== Source records ==

• • • • •

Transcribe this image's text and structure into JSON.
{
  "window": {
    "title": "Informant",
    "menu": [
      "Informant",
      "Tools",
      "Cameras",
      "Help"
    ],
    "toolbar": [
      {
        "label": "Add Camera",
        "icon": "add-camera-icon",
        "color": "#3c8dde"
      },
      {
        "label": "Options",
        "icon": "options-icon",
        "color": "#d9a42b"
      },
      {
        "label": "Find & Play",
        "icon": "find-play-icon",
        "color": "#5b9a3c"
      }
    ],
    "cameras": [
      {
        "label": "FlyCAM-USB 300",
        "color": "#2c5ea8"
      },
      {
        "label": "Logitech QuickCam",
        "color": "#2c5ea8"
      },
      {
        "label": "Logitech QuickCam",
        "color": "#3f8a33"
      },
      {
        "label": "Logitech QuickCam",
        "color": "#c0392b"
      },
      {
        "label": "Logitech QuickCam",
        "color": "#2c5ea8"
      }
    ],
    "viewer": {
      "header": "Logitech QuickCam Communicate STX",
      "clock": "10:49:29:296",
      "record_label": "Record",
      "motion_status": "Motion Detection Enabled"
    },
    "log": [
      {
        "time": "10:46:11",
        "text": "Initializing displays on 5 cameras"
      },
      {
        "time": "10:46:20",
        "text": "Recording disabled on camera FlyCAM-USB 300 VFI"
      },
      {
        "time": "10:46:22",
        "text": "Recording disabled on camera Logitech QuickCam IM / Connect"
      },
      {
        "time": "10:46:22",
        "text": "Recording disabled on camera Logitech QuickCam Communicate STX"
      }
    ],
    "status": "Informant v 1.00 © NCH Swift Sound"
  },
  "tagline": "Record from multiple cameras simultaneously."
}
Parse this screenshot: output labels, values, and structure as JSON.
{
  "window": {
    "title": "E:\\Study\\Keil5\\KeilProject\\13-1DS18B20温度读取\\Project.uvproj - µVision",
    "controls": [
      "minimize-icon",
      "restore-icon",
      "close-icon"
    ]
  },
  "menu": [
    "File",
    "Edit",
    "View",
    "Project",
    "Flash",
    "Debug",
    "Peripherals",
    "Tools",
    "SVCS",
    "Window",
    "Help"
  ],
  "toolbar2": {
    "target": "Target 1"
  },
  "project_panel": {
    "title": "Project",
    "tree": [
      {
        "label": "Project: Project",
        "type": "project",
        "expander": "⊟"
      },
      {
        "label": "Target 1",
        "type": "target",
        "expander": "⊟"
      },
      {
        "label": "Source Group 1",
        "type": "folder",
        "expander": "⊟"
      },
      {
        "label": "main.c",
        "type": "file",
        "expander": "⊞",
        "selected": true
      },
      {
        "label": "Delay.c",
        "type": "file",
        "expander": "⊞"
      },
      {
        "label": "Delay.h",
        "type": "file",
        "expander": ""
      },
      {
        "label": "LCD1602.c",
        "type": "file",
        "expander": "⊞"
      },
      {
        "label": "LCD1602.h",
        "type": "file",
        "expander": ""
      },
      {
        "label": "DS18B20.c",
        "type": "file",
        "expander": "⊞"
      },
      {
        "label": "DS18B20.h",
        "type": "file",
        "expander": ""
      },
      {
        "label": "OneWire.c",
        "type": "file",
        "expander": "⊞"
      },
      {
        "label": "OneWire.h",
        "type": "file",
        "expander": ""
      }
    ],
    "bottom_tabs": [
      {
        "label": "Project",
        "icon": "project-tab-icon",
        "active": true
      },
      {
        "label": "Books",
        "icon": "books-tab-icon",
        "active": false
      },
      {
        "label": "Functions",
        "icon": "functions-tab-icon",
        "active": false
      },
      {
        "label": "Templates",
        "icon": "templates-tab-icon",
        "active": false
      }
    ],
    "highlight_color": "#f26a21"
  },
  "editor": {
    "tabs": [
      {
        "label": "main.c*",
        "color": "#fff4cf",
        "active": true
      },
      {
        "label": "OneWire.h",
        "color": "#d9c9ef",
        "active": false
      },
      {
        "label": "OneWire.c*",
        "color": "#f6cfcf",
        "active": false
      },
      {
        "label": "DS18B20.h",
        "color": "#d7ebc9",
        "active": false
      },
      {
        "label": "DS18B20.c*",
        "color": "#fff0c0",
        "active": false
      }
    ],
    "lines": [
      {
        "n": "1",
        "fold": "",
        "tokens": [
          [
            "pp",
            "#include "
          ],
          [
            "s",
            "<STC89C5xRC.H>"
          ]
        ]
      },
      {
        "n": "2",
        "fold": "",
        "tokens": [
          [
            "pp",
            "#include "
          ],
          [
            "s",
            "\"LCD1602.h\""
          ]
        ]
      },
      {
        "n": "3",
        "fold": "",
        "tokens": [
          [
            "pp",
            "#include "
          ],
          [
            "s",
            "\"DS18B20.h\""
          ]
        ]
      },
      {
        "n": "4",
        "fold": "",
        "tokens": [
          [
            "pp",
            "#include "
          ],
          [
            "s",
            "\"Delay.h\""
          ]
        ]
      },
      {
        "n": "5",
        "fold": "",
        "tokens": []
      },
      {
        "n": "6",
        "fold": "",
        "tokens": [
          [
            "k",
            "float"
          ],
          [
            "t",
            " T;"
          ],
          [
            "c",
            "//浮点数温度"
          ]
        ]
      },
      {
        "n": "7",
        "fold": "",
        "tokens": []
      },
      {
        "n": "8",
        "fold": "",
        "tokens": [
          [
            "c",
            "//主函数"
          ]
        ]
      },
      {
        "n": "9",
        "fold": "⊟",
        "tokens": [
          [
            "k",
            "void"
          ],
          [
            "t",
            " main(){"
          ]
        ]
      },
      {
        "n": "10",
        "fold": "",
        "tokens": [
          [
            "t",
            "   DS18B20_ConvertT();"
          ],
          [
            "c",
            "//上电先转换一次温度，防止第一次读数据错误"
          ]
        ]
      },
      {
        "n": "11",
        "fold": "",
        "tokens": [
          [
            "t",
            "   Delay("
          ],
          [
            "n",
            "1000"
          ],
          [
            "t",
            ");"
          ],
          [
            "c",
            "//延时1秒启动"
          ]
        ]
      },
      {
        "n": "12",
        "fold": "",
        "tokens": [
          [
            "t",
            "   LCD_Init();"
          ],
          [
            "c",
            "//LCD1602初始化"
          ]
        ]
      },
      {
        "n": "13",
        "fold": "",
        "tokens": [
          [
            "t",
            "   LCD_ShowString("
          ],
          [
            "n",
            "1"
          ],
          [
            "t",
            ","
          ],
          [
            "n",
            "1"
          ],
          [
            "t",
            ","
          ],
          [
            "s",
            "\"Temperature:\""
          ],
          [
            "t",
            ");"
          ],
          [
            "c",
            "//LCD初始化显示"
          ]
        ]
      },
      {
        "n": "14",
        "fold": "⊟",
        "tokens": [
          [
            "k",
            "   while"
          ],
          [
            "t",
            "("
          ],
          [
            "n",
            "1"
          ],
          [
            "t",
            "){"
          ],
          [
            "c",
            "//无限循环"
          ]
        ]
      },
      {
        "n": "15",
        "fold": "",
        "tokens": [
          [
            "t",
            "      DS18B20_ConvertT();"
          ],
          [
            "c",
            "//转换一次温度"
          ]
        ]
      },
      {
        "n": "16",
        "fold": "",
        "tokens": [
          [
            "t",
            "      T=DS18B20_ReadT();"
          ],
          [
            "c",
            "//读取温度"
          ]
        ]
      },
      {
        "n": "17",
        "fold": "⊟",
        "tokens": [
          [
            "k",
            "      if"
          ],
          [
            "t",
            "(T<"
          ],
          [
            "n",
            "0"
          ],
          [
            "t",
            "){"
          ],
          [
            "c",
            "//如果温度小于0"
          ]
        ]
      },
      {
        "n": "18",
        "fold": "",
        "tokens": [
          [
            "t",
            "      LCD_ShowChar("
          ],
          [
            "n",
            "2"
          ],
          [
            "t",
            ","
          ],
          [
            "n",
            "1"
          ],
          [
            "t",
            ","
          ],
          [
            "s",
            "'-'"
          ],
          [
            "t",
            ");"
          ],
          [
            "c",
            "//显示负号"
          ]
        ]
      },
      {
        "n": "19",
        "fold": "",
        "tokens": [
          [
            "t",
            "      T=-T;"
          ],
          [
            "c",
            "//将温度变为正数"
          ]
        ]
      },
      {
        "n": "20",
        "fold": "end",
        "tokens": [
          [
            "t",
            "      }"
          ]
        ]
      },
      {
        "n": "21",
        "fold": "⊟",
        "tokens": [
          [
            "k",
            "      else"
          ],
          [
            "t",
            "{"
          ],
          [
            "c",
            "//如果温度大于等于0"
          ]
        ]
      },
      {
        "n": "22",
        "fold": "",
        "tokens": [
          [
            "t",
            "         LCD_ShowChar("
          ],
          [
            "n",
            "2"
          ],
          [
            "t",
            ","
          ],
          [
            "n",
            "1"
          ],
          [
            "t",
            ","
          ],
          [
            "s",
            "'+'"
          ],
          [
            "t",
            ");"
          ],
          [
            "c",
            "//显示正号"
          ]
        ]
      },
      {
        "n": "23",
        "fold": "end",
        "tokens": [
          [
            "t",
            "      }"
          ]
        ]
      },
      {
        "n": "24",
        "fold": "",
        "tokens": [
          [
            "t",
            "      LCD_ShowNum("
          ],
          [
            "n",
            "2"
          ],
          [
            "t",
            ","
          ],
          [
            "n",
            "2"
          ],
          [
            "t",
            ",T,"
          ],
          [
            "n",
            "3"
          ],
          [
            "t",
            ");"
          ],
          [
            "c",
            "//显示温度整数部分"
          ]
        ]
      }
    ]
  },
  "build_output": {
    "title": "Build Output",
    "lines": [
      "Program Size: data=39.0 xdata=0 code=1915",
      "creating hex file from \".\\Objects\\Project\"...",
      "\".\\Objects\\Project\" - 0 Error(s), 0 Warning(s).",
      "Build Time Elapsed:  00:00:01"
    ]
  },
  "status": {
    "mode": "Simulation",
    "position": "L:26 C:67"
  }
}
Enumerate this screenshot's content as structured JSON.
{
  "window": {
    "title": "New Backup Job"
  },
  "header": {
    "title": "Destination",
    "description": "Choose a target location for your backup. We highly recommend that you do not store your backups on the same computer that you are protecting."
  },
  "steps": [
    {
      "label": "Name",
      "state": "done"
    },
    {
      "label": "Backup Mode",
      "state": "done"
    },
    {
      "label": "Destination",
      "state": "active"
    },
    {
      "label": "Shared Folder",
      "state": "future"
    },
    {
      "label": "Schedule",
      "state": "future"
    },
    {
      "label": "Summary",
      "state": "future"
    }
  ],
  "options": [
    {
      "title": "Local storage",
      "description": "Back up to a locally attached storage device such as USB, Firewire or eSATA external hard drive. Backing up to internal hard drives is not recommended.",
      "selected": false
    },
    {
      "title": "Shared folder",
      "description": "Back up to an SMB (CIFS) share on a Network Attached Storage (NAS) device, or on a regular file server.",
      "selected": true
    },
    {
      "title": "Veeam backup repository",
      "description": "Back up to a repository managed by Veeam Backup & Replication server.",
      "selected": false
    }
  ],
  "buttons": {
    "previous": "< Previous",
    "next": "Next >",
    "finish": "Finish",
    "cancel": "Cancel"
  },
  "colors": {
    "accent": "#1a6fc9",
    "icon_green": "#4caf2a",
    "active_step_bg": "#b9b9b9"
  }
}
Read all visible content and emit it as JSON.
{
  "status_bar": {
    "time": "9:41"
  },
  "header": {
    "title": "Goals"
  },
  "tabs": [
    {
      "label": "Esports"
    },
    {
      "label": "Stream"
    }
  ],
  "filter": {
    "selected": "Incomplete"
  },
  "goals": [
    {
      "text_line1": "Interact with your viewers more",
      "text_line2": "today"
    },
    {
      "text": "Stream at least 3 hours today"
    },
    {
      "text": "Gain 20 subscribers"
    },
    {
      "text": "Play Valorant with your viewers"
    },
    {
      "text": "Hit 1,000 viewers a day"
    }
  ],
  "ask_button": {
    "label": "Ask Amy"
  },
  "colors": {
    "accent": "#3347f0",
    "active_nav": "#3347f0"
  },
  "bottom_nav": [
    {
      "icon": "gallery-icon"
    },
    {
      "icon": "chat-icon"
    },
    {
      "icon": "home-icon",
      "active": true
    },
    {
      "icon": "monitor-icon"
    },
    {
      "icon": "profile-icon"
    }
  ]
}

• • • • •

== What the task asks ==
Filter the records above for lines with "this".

== Result ==
Transcribe this image's text and structure into JSON.
Parse this screenshot: output labels, values, and structure as JSON.
Enumerate this screenshot's content as structured JSON.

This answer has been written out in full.